Kester Philips, D. C., Bardsley, M. E., Bach, T., & Gibb-


Brown, K. (2009). "But I teach Math!" The Journey of middle
school mathematics teachers and literacy coaches learning to
integrate literacy studies in mathematics. Education, 129, 467-
472.

This article discusses exactly what I believe, that math is two
languages in one. Not only do students need to memorize symbols
and use them precisely, they need to also understand the text. The
groups of math and literacy teachers actually sat down together and
realized that literacy has everything to do with math, and they
needed to address the issue to help their students. Their strategies,
such as learning how to read a graphic organizer, and tables prior
to a math lesson helped the students make gains in both content
areas.

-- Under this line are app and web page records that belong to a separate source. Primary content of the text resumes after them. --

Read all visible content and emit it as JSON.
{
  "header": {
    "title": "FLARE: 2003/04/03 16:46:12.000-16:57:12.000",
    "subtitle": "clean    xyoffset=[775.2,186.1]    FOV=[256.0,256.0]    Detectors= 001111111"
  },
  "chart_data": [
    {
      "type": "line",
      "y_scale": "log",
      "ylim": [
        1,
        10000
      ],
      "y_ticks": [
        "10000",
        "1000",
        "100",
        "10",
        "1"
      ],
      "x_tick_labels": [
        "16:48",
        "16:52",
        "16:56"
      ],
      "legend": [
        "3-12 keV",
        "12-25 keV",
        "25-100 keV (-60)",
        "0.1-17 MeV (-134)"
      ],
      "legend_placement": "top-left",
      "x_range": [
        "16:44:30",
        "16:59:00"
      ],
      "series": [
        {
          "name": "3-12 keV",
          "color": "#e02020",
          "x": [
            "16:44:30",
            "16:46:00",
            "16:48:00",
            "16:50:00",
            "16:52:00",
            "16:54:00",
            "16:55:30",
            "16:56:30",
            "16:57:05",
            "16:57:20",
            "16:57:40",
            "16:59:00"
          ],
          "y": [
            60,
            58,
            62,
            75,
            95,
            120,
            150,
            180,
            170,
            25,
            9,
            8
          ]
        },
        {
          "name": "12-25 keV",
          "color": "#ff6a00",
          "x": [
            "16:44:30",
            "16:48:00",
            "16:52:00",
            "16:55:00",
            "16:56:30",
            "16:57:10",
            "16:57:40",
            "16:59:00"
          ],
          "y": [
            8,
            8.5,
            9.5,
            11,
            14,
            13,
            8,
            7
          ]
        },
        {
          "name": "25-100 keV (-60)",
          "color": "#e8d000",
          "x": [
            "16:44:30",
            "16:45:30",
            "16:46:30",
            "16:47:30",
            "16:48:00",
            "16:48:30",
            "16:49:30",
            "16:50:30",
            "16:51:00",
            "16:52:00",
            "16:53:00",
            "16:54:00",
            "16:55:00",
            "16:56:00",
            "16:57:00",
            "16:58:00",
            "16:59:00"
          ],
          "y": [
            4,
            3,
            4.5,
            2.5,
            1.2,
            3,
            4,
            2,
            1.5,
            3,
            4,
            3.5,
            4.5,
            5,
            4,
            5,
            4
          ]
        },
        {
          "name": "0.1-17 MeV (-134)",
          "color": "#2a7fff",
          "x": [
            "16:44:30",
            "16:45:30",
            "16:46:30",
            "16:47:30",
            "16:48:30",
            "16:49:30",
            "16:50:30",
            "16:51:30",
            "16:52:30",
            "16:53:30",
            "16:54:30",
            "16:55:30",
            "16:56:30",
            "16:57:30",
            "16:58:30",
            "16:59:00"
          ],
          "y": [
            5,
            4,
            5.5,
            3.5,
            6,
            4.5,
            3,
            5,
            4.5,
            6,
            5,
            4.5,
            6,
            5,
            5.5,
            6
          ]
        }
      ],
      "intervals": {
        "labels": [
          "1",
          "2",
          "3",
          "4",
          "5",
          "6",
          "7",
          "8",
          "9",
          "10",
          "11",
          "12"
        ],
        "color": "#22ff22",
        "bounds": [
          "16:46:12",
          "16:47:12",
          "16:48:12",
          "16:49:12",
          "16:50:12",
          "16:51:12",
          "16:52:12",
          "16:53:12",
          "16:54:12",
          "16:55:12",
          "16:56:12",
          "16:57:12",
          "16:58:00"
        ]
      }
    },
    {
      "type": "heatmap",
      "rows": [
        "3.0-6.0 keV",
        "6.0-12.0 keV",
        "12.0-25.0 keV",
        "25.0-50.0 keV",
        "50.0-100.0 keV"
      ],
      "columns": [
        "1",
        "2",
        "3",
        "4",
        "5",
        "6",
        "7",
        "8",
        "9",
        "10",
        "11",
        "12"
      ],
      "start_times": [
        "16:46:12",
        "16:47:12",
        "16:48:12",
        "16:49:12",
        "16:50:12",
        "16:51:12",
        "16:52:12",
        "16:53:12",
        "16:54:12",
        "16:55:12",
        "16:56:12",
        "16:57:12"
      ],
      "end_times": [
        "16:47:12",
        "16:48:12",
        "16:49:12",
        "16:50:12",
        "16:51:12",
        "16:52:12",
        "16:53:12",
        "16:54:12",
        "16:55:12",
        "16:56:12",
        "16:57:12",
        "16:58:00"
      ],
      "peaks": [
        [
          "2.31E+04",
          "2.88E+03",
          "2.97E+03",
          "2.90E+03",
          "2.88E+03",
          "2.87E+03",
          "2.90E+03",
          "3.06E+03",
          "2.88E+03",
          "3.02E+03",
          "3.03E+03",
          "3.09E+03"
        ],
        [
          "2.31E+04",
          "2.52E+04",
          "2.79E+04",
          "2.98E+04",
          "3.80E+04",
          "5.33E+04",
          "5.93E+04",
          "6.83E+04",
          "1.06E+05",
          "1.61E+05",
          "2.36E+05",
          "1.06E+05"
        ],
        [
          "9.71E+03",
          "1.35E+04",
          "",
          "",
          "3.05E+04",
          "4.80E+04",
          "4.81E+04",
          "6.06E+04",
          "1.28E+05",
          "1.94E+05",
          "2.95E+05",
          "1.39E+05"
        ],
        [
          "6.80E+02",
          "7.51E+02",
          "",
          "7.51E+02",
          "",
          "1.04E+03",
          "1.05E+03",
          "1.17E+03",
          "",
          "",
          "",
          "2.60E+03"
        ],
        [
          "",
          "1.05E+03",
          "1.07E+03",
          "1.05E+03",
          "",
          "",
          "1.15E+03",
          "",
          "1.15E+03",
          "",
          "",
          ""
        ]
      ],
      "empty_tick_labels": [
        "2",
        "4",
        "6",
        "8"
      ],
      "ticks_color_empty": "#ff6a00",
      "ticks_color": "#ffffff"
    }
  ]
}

Draper, R. J., & Siebert, D. (2004). Different Goals, Similar
Practices: Making Sense of the Mathematics and Literacy
Instruction in a Standards Based Mathematics Classroom.
American Educational Research J ournal.
doi:10.3102/00028312041004927
This article describes both the process and products of a
cooperative inquiry project between two educational researchers
one from literacy education and one from mathematics education.
The collaboration took place in an undergraduate, inquiry-based
mathematics classroom in which the researchers sought to develop
a shared vision of learning and literacy. The researchers
discovered that they each used a different learning model to make
sense of mathematics instruction, and that both of these models
obscured important aspects of learning in a Standards-based
mathematics classroom. An alter- native model of learning and
literacy in mathematics that takes into consideration both models
Antoinette Fahie Stage 2 Research Project
is presented, as well as the process through which the researchers
negotiated this shared perspective.


Through the use of cooperative inquiry, which is actually
researching with people, the authors came together in an
elementary classroom, each with their own area of expertise, and
conducted research with students. They had various activities that
answered questions about how literacy and mathematics
instruction can be taught simultaneously. Their inquiry led them to
a conclusion that this was only a first step towards at conquering
the mathematics with respect to literacy issue. They came up with
a model that I would like to implement in the math/science
classroom I am in now to test it on my students.

Altieri, J. L. (2009). Strengthening Connections between
Elementary Classroom Mathematics and Literacy. Teaching
Children Mathematics, 15(6), 346-351.

Through the use of games, and other Ticket out the door activities,
this teacher/author combines mathematics and literacy to help
students make connections between the two. These are strategies
that I would implement in my classroom, and this insightful article
included beginning of the day work, poems, and vocabulary, all n
the name of math.